- Exercise directions -
Print the following entries without any change.

Information provided Block Start

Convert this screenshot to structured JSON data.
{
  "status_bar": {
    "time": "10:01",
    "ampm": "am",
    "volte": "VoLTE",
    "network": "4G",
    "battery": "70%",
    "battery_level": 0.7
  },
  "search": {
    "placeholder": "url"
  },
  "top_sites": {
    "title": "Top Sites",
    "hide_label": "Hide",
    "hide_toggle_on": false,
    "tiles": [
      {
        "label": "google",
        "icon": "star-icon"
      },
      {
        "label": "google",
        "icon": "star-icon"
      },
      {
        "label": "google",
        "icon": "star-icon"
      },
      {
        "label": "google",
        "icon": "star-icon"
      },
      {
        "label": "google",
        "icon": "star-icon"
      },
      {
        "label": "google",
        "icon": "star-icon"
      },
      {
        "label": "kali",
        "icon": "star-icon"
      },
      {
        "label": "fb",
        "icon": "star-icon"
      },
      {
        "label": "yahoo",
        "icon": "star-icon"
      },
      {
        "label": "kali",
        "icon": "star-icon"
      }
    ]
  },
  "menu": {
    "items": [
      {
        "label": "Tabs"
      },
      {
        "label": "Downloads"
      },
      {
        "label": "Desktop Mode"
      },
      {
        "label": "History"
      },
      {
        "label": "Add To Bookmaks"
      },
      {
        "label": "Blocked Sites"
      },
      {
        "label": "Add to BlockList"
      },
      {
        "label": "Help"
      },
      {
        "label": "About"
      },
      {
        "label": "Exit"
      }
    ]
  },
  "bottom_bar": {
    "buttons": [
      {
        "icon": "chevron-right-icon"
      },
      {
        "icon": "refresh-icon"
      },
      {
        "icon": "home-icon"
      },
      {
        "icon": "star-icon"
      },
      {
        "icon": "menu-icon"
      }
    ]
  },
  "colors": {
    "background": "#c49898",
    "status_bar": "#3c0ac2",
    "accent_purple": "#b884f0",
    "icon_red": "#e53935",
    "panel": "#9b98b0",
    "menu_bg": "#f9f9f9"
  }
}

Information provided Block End

- Response for this exercise -
Convert this screenshot to structured JSON data.
{
  "status_bar": {
    "time": "10:01",
    "ampm": "am",
    "volte": "VoLTE",
    "network": "4G",
    "battery": "70%",
    "battery_level": 0.7
  },
  "search": {
    "placeholder": "url"
  },
  "top_sites": {
    "title": "Top Sites",
    "hide_label": "Hide",
    "hide_toggle_on": false,
    "tiles": [
      {
        "label": "google",
        "icon": "star-icon"
      },
      {
        "label": "google",
        "icon": "star-icon"
      },
      {
        "label": "google",
        "icon": "star-icon"
      },
      {
        "label": "google",
        "icon": "star-icon"
      },
      {
        "label": "google",
        "icon": "star-icon"
      },
      {
        "label": "google",
        "icon": "star-icon"
      },
      {
        "label": "kali",
        "icon": "star-icon"
      },
      {
        "label": "fb",
        "icon": "star-icon"
      },
      {
        "label": "yahoo",
        "icon": "star-icon"
      },
      {
        "label": "kali",
        "icon": "star-icon"
      }
    ]
  },
  "menu": {
    "items": [
      {
        "label": "Tabs"
      },
      {
        "label": "Downloads"
      },
      {
        "label": "Desktop Mode"
      },
      {
        "label": "History"
      },
      {
        "label": "Add To Bookmaks"
      },
      {
        "label": "Blocked Sites"
      },
      {
        "label": "Add to BlockList"
      },
      {
        "label": "Help"
      },
      {
        "label": "About"
      },
      {
        "label": "Exit"
      }
    ]
  },
  "bottom_bar": {
    "buttons": [
      {
        "icon": "chevron-right-icon"
      },
      {
        "icon": "refresh-icon"
      },
      {
        "icon": "home-icon"
      },
      {
        "icon": "star-icon"
      },
      {
        "icon": "menu-icon"
      }
    ]
  },
  "colors": {
    "background": "#c49898",
    "status_bar": "#3c0ac2",
    "accent_purple": "#b884f0",
    "icon_red": "#e53935",
    "panel": "#9b98b0",
    "menu_bg": "#f9f9f9"
  }
}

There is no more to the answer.